Since we’re talking about Update() let me be clear about what I mean by dirty flags. Dirty flags allow you to set properties immediately, but do something later. It is a very simple concept:

  bool _dirty = false;

  public GameObject someOtherObject;

  void OnEnable()
  {
    // We know someOtherObject is in some kind of weird state right now
    // let's wait until update to get it.
    markDirty();
  }

  void OnDisable()
  {
    someOtherObject = null;
  }

  void Update()
  {
    if(_dirty)
    {
      _dirty = false;
      someOtherObject = getSomeOtherObject();
    }
  }

  public void markDirty()
  {
    _dirty = true;
  }

Coroutines

Pretty much ‘anything goes’ in coroutines. This and Update() is where I like to execute most of my code. Everything is warmed up and ready to run.

OnDisable()

OnDisable() usually has less issues than OnEnable(). Usually shutting down coroutines, dereferencing other objects, and using other objects is fine. Starting coroutines on objects that are being disabled is probably not a good thing. šŸ™‚

OnDestroy()

OnDestroy() is an interesting one. Usually I am destroying other objects that I’ve created. But you may want to do something like tell a controller or other object ‘hey i’m dying so don’t pay attention to me anymore’. But when the game is shutting down that other object might have been destroyed! This means annoying null exceptions on shutdown. I hate these, and so I find that I need to wrap thingsĀ in a null check:

  void OnDestroy()
  {
    // myController may or may not exist on quit.
    if(myController != null)
    {
      myController.removeThing(this);
    }
  }

Unpleasant Surprises

Keeping a consistent order of operations is very useful in maintaining stability and avoiding bugs.
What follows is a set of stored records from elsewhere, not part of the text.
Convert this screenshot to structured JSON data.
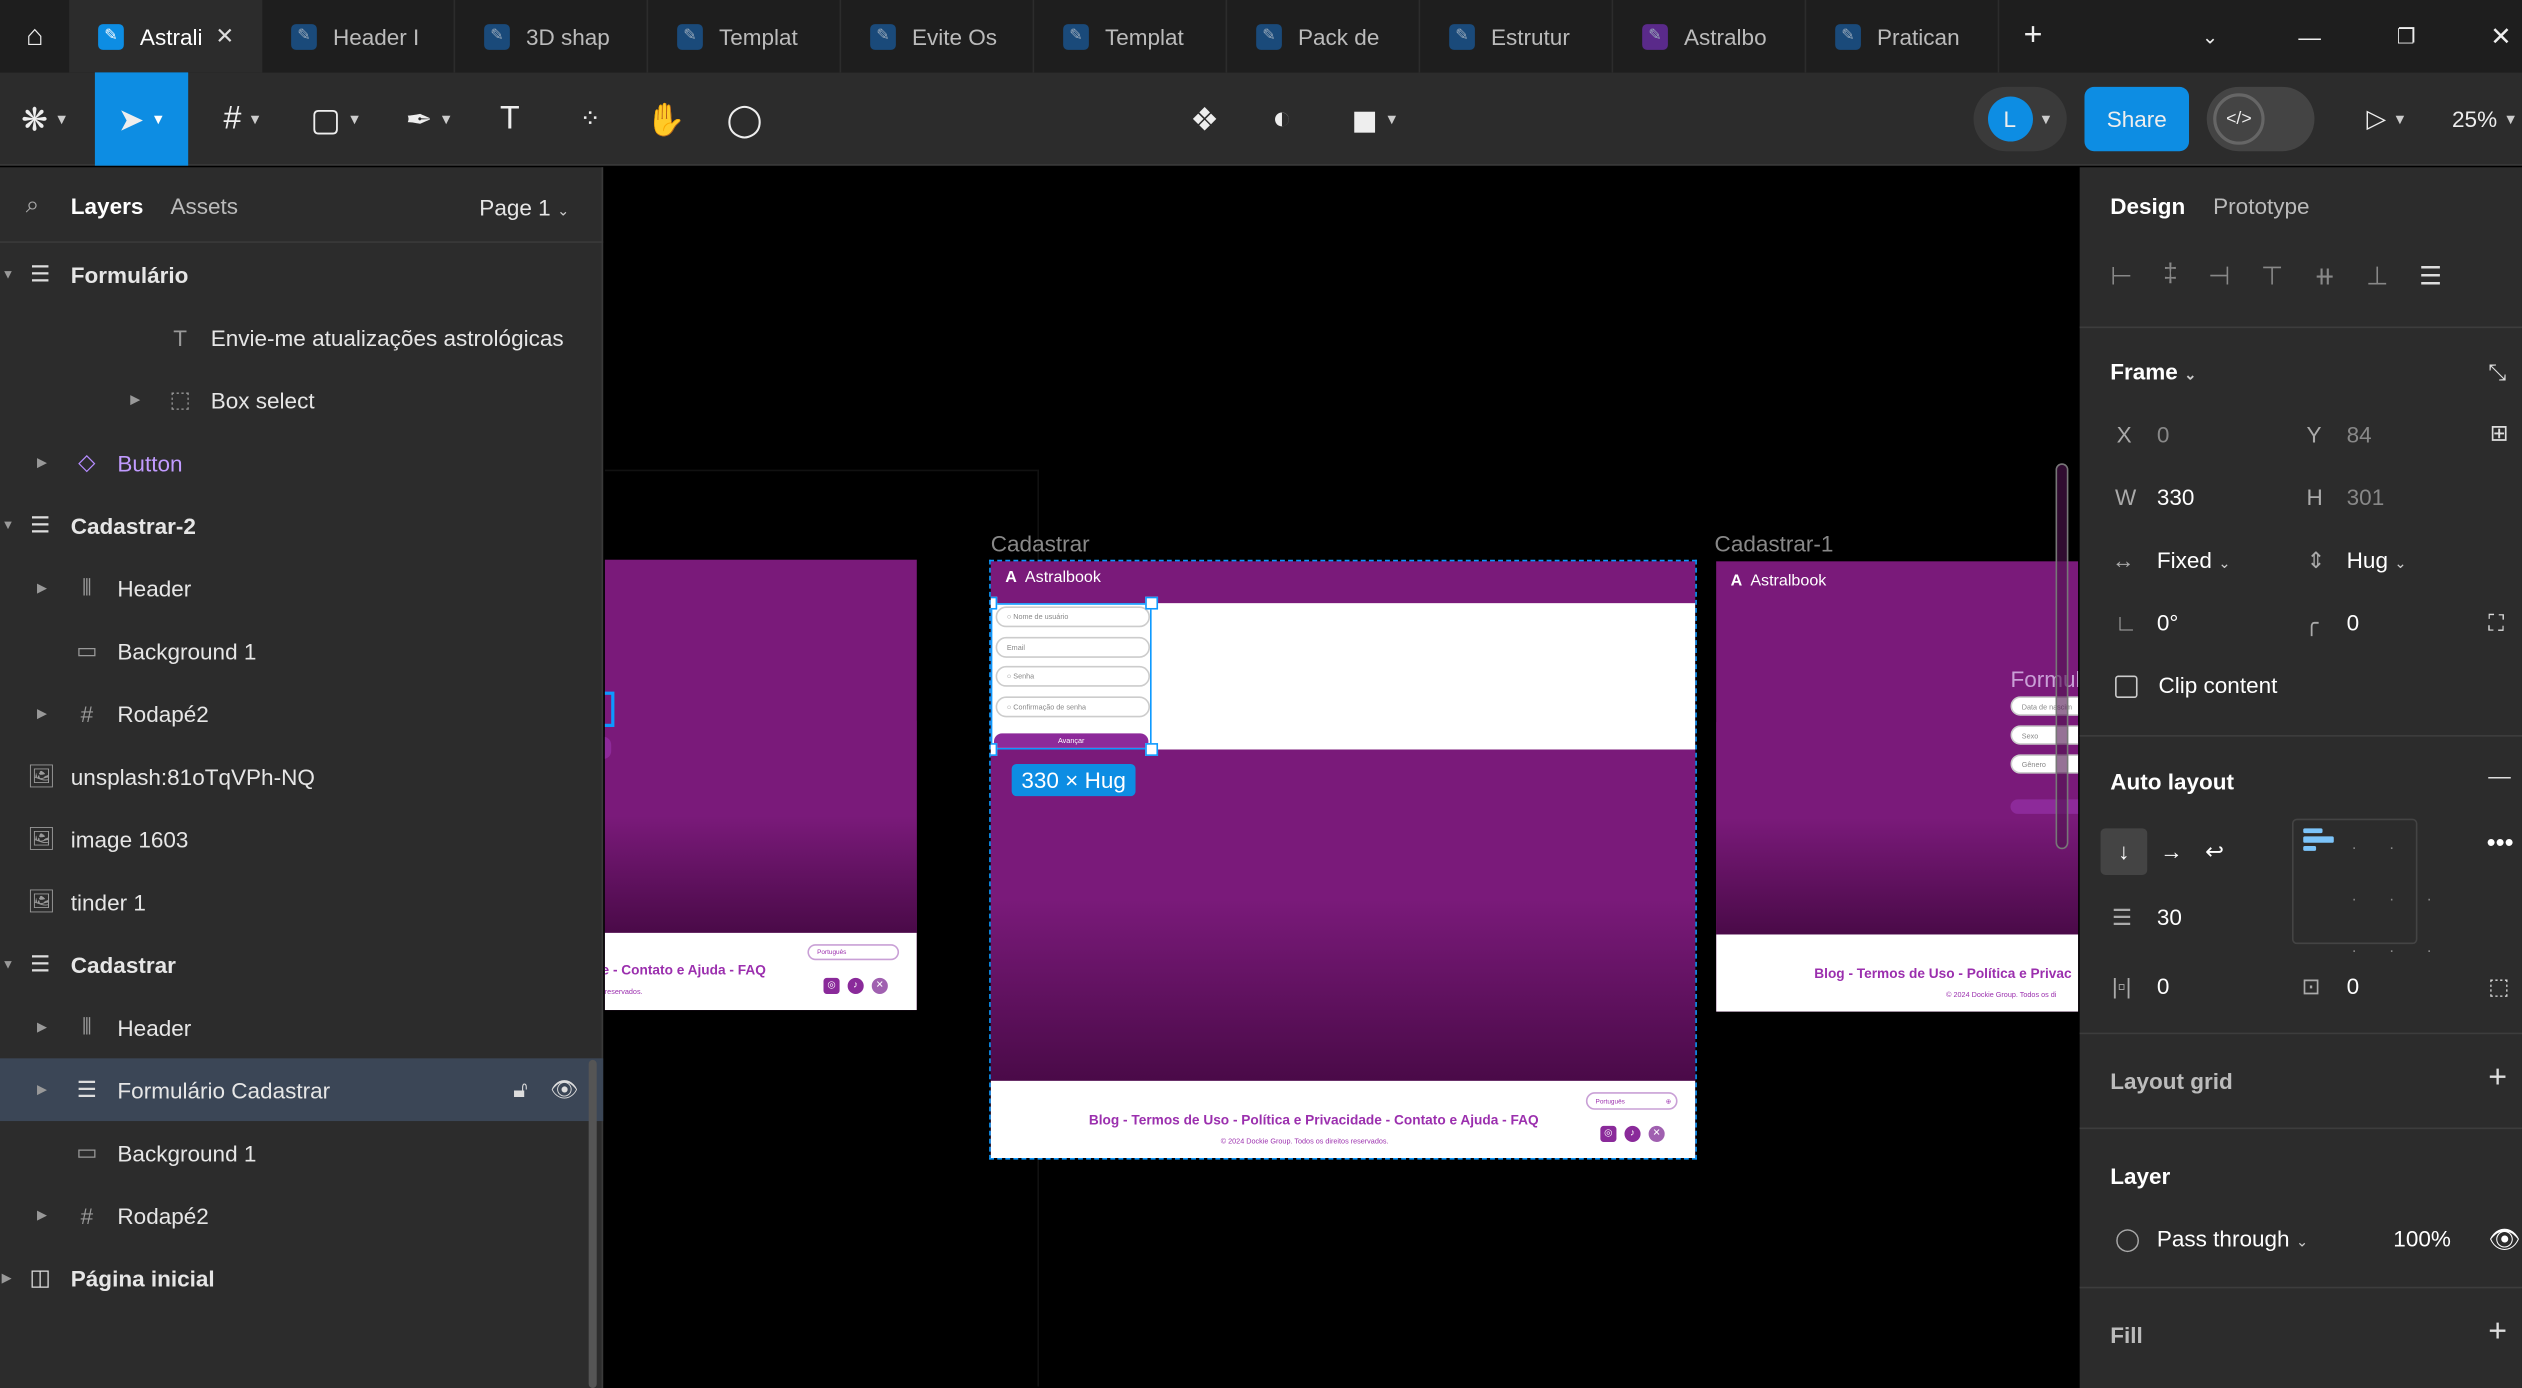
{
  "tabs": [
    {
      "label": "Astrali",
      "active": true,
      "color": "#0d8de3"
    },
    {
      "label": "Header I",
      "color": "#1a4a7a"
    },
    {
      "label": "3D shap",
      "color": "#1a4a7a"
    },
    {
      "label": "Templat",
      "color": "#1a4a7a"
    },
    {
      "label": "Evite Os",
      "color": "#1a4a7a"
    },
    {
      "label": "Templat",
      "color": "#1a4a7a"
    },
    {
      "label": "Pack de",
      "color": "#1a4a7a"
    },
    {
      "label": "Estrutur",
      "color": "#1a4a7a"
    },
    {
      "label": "Astralbo",
      "color": "#5a2a8a"
    },
    {
      "label": "Pratican",
      "color": "#1a4a7a"
    }
  ],
  "toolbar": {
    "avatar_letter": "L",
    "share": "Share",
    "zoom": "25%"
  },
  "left": {
    "tab_layers": "Layers",
    "tab_assets": "Assets",
    "page": "Page 1",
    "layers": [
      {
        "label": "Formulário",
        "bold": true,
        "icon": "auto-layout-icon"
      },
      {
        "label": "Envie-me atualizações astrológicas",
        "icon": "text-icon"
      },
      {
        "label": "Box select",
        "icon": "frame-dashed-icon"
      },
      {
        "label": "Button",
        "icon": "component-instance-icon"
      },
      {
        "label": "Cadastrar-2",
        "bold": true,
        "icon": "auto-layout-icon"
      },
      {
        "label": "Header",
        "icon": "auto-layout-horizontal-icon"
      },
      {
        "label": "Background 1",
        "icon": "rectangle-icon"
      },
      {
        "label": "Rodapé2",
        "icon": "frame-icon"
      },
      {
        "label": "unsplash:81oTqVPh-NQ",
        "icon": "image-icon"
      },
      {
        "label": "image 1603",
        "icon": "image-icon"
      },
      {
        "label": "tinder 1",
        "icon": "image-icon"
      },
      {
        "label": "Cadastrar",
        "bold": true,
        "icon": "auto-layout-icon"
      },
      {
        "label": "Header",
        "icon": "auto-layout-horizontal-icon"
      },
      {
        "label": "Formulário Cadastrar",
        "icon": "auto-layout-icon",
        "selected": true
      },
      {
        "label": "Background 1",
        "icon": "rectangle-icon"
      },
      {
        "label": "Rodapé2",
        "icon": "frame-icon"
      },
      {
        "label": "Página inicial",
        "bold": true,
        "icon": "page-frame-icon"
      }
    ]
  },
  "canvas": {
    "frame_cadastrar": "Cadastrar",
    "frame_cadastrar1": "Cadastrar-1",
    "brand": "Astralbook",
    "fields": [
      "Nome de usuário",
      "Email",
      "Senha",
      "Confirmação de senha"
    ],
    "button": "Avançar",
    "size_badge": "330 × Hug",
    "footer_links": "Blog - Termos de Uso - Política e Privacidade - Contato e Ajuda - FAQ",
    "footer_links_left": "e - Contato e Ajuda - FAQ",
    "footer_links_right": "Blog - Termos de Uso - Política e Privac",
    "copyright": "© 2024 Dockie Group.  Todos os direitos reservados.",
    "copyright_right": "© 2024 Dockie Group.  Todos os di",
    "copyright_left": "reservados.",
    "language": "Português",
    "form1_title": "Formul",
    "form1_fields": [
      "Data de nascim",
      "Sexo",
      "Gênero"
    ],
    "brand_color": "#7a1a7a",
    "accent": "#9b2fae"
  },
  "right": {
    "tab_design": "Design",
    "tab_prototype": "Prototype",
    "frame": "Frame",
    "x": "0",
    "y": "84",
    "w": "330",
    "h": "301",
    "w_mode": "Fixed",
    "h_mode": "Hug",
    "rotation": "0°",
    "radius": "0",
    "clip": "Clip content",
    "auto_layout": "Auto layout",
    "gap": "30",
    "pad_h": "0",
    "pad_v": "0",
    "layout_grid": "Layout grid",
    "layer": "Layer",
    "blend": "Pass through",
    "opacity": "100%",
    "fill": "Fill"
  }
}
There are certain programming patterns that can wreak havoc with the cycle of life and knock things out of equilibrium.

Eventyness

Events aren’t bad, but sometimes thingsĀ get pretty eventy. When you click on a button, an ‘event’ is sent. This event is sent before Update() so you know when its going to happen. But ifĀ I were to say, handle events from the network which may be happening on a different thread….when does that code execute? I could handle it right then and there, sending info to a controller that will update all my game objects. Or I could queue up the events until Update() or a coroutine and then I know exactly when the networking code will execute and can plan accordingly.

Dirty flags are a great way to handle issues with eventyness. ReceiveĀ the event ‘whenever’ and then update later. This can improve performance as well if you are receiving redundant events (like multiple collisions for example).

Singletons

Similar to events, Singletons aren’t bad, but things can get pretty, erm….Singleton-y. A Singleton is any class that has only one instance, and is usually initialized when first used. This second part is the problem:Ā initialized when first used. So this initialization happens…when? It could happen before or after something else. What happens if Singleton X has dependencies on Singleton Y? Maybe Y was initialized earlier, or maybe its not. Theoretically this should not matter. Singleton Y has nothing to do with X. But in practice, this is where hard to find bugs show up. A code change was made, and Y is now initialized immediately, but before it had time to pull data off disk and was always initialized. Bug!

I recommend making your Singletons MonoBehaviours….like so.

In Closing

If I know what state my objects are in I can safely make assumptions and avoid bugs. This also leads to less code because I don’t need to write code for edge cases where thing X happens before thing Y. I think the peace of mind is most useful.

Got some of your own tips on what to do (or not) at specific times in Unity? Post ’em on Reddit here.